[Stored data]
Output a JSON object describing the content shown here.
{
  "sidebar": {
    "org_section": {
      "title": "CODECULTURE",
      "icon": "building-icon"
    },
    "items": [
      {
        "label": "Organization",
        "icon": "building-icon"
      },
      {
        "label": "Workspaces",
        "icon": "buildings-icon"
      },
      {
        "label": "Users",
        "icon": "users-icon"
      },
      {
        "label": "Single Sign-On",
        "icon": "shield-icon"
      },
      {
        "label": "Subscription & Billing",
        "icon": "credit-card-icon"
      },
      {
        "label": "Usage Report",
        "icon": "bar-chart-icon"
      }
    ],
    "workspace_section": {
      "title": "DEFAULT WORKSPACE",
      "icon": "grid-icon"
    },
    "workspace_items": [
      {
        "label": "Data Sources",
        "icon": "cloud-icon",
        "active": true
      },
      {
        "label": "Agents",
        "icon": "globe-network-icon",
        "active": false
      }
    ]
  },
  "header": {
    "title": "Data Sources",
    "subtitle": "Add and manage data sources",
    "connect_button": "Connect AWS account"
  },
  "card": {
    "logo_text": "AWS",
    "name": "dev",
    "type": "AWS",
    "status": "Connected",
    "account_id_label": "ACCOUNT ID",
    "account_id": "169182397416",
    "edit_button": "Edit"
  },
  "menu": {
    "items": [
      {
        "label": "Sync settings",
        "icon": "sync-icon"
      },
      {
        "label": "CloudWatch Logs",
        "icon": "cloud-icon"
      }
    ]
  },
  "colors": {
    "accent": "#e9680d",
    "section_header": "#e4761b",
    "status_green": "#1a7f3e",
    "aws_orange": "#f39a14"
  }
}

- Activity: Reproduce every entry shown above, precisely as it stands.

- Exercise result:
Output a JSON object describing the content shown here.
{
  "sidebar": {
    "org_section": {
      "title": "CODECULTURE",
      "icon": "building-icon"
    },
    "items": [
      {
        "label": "Organization",
        "icon": "building-icon"
      },
      {
        "label": "Workspaces",
        "icon": "buildings-icon"
      },
      {
        "label": "Users",
        "icon": "users-icon"
      },
      {
        "label": "Single Sign-On",
        "icon": "shield-icon"
      },
      {
        "label": "Subscription & Billing",
        "icon": "credit-card-icon"
      },
      {
        "label": "Usage Report",
        "icon": "bar-chart-icon"
      }
    ],
    "workspace_section": {
      "title": "DEFAULT WORKSPACE",
      "icon": "grid-icon"
    },
    "workspace_items": [
      {
        "label": "Data Sources",
        "icon": "cloud-icon",
        "active": true
      },
      {
        "label": "Agents",
        "icon": "globe-network-icon",
        "active": false
      }
    ]
  },
  "header": {
    "title": "Data Sources",
    "subtitle": "Add and manage data sources",
    "connect_button": "Connect AWS account"
  },
  "card": {
    "logo_text": "AWS",
    "name": "dev",
    "type": "AWS",
    "status": "Connected",
    "account_id_label": "ACCOUNT ID",
    "account_id": "169182397416",
    "edit_button": "Edit"
  },
  "menu": {
    "items": [
      {
        "label": "Sync settings",
        "icon": "sync-icon"
      },
      {
        "label": "CloudWatch Logs",
        "icon": "cloud-icon"
      }
    ]
  },
  "colors": {
    "accent": "#e9680d",
    "section_header": "#e4761b",
    "status_green": "#1a7f3e",
    "aws_orange": "#f39a14"
  }
}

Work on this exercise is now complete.